I am currently working on some new ideas for Adirondack chairs. At the moment I am working at the Autumn Cornucopia Festival at White House Farm Great Glemham. the festival runs until the 4th October and there is some great work on show, excellent chairs, tables and seating. They also have a great collection of Suffolk ball back chairs, so it is well worth a visit with a great cafe.
Having met Sharon McMullin, a stained glass worker and seen her great work, I really loved the acid etchings of animals, I was inspired to try some glass in a chair back, see what you think
I am having a clear out and have a spare Yurt frame for sale. It dates back to the days when I was running Woodland Craft Supplies and going to lots of shows. It is approximately 13′ in diameter and has an extra wide doorway so it is easy for people to see in and go in and out. It is made in ash apart from the door frame which is Elm. The roof poles have square mortices to resist twisting. I dont have any covers but you could soon sew some ! Give me an email if you are interested.
I am working on a series of stools in a modern rustic style. Finding some good, straight grained ash has been a real challenge and generally by the time the timber has got to the sawmillers it is too dry and too expensive ! I have found some nylon webbing on ebay which comes in some great colours and is immensely strong, ideally I would love to use Shaker tape but it works out as too expensive for a simple stool.

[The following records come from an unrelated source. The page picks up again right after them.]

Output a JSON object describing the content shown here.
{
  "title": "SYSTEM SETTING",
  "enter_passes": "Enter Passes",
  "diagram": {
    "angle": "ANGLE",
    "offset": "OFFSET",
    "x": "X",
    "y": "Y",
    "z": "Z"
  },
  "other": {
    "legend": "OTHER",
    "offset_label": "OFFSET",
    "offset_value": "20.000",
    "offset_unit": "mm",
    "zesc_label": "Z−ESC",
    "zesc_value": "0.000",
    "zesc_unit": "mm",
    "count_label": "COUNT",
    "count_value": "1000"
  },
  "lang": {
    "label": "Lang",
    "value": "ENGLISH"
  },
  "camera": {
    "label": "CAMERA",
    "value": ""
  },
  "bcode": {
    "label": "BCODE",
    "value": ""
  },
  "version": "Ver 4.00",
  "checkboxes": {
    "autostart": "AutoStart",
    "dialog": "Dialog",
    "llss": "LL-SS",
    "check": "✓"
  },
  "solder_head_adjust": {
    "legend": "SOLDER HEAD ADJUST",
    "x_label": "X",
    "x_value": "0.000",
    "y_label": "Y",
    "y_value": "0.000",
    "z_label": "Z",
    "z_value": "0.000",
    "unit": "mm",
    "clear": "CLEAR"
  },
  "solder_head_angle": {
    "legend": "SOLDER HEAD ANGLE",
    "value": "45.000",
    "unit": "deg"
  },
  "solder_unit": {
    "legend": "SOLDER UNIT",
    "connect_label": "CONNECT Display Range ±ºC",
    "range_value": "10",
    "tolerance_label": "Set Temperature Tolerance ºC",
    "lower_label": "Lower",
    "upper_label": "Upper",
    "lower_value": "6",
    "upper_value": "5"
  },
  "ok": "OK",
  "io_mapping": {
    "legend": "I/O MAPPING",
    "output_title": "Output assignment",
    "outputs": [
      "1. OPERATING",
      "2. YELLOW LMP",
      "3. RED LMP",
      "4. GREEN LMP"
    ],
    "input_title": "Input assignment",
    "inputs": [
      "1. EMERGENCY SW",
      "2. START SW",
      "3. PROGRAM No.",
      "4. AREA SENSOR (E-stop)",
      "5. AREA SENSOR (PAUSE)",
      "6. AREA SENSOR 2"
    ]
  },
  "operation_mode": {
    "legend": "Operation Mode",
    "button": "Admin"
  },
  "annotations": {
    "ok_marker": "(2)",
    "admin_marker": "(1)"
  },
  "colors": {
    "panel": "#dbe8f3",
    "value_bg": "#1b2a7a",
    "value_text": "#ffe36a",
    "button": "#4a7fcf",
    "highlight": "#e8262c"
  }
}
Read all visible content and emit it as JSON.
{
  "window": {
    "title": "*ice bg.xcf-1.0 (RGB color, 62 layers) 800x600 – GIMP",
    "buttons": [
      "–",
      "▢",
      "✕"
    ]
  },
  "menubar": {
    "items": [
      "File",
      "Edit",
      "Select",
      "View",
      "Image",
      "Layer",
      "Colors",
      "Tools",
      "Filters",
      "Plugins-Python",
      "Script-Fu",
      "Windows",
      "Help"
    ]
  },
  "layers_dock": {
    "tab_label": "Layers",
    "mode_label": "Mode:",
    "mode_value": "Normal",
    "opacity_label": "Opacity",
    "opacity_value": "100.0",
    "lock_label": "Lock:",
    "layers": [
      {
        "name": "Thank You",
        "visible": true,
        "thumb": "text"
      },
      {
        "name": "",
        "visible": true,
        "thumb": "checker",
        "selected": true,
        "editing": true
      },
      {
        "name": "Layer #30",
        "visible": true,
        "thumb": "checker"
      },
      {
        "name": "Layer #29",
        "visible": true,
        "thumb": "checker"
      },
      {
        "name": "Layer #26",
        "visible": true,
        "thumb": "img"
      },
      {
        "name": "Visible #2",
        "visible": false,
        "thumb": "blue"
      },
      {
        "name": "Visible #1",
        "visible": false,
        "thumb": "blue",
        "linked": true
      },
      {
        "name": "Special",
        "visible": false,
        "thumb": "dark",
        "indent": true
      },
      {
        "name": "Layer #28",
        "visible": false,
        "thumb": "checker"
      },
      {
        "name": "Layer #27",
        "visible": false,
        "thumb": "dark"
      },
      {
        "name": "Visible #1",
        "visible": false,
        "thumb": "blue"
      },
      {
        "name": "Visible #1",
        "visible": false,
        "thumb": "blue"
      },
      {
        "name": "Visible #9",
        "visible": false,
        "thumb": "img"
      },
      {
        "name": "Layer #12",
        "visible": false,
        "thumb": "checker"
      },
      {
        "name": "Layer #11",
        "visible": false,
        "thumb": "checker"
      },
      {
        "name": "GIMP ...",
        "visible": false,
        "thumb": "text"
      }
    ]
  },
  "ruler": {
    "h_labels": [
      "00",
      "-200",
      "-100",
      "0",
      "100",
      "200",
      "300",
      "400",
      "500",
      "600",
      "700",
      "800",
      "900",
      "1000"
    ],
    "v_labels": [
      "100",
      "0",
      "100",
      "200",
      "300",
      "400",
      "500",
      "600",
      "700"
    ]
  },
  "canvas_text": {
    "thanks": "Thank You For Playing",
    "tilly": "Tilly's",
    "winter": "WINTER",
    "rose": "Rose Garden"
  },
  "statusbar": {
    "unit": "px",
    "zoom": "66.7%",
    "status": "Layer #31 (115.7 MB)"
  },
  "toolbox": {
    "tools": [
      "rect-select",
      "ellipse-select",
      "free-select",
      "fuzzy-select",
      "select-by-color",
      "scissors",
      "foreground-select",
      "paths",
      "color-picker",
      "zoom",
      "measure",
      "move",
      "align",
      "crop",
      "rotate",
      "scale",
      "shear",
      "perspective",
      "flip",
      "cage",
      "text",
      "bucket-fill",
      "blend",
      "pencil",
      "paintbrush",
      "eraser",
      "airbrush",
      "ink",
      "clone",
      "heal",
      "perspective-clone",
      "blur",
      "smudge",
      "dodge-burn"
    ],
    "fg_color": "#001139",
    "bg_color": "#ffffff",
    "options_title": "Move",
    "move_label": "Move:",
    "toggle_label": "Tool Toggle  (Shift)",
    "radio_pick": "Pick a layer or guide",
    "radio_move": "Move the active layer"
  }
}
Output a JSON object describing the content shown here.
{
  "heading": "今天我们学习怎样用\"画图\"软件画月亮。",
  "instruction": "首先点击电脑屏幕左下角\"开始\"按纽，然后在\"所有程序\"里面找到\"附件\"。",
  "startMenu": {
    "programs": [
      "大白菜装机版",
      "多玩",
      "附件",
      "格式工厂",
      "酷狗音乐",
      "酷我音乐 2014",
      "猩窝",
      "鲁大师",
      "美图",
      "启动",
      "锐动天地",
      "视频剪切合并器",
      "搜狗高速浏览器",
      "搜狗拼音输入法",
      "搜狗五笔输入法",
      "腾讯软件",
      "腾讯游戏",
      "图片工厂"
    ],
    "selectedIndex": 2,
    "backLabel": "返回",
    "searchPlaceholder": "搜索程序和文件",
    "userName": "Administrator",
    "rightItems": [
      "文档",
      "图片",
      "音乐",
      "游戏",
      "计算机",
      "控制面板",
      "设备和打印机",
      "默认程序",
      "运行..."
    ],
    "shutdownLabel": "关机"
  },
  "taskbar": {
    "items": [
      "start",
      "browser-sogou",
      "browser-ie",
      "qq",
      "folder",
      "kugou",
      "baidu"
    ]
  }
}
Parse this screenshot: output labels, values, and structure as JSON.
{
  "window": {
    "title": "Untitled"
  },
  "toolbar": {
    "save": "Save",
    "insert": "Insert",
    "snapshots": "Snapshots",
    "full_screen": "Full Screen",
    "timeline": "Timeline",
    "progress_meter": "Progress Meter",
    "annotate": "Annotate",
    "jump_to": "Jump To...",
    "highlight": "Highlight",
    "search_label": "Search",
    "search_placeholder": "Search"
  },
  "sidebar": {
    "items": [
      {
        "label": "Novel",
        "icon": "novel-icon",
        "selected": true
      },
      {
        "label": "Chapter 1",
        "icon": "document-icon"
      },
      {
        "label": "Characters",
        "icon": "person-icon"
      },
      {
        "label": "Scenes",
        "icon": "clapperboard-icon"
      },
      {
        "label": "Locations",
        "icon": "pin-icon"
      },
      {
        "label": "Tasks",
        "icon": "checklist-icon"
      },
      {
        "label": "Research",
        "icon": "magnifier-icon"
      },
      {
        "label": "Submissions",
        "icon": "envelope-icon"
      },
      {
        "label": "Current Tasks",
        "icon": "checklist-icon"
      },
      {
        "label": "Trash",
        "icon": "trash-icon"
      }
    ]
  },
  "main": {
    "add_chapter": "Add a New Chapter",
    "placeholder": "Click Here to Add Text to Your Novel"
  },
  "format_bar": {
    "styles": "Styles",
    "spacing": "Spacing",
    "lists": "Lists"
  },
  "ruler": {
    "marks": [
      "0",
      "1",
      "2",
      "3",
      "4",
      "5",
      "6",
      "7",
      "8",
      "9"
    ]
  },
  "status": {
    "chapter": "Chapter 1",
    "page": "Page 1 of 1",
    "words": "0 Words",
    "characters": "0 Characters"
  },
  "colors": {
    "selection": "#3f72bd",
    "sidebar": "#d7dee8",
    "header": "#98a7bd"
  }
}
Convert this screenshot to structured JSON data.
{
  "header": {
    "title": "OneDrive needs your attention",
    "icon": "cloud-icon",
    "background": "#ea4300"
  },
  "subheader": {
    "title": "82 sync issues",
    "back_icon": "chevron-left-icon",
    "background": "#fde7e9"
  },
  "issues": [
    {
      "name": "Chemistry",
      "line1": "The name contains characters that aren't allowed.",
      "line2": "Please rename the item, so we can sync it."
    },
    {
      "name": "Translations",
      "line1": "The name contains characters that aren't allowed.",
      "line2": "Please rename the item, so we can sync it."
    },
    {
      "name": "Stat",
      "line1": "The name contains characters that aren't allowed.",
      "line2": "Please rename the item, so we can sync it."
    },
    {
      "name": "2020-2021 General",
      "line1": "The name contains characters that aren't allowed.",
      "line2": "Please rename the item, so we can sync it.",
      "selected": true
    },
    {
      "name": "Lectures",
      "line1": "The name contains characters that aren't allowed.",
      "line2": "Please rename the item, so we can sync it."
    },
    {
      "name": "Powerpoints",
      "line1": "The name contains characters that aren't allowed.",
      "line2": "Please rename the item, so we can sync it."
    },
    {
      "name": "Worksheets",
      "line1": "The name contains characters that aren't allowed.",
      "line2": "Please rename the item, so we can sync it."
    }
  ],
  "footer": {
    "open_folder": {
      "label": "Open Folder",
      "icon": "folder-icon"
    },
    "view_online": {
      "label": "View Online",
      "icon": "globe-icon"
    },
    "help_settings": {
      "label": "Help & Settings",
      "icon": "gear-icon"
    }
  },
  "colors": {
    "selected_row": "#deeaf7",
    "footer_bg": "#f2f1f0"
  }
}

Here is a similar stool, also in ash but this one has an Irish style woven seat. It is very quick an easy to weave and smells great. I am pretty sure it is hemp which I bought years ago and kept in stock. The only down side is the weight of the rope, maybe there are some lighter ropes and cords out there ?
It is less than a month to the European Woodworking Show and if you havent been before it is a great event with a good mix of demos and trade stands. It is a great venue with easy parking and some good food stalls. For the first time I will be demonstrating at the show with the focus on making rustic furniture using roundwood and maybe some cleft chairs and stools. I will be using modern Veritas tenon cutters to make strong and simple round mortice and tenons and traditional tools such as drawknives and spokeshaves.
This week I had a great time leading a small group making a clay Pizza oven. On the first day we built the base using bricks from a dismantled storage heater and then made a former from sand about 12″ high and covered it with wet newspaper. After mixing the clay with sand and grass we then carefully built the dome over the sand former, adding a chimney and door arch. We left it for a couple of days to dry and then cut out the doorway and scooped out the sand. We lit a fire and carefully fed this with small sticks for the next couple of hours. Unfortunately I had mistimed the drying out and hunger forced us to cook the excellent Pizza that Chris and the team had prepared in the house oven ! In an ideal world it would be best to fire the oven until it is completely dry and then the next day fire again for cooking as the drying out process takes alot of time and heat.
Firing underway, I forgot to say that we had a great time sculpting the kiln and building the chimney. If you would like a clay pizza / bread oven built or would like a course please get in touch.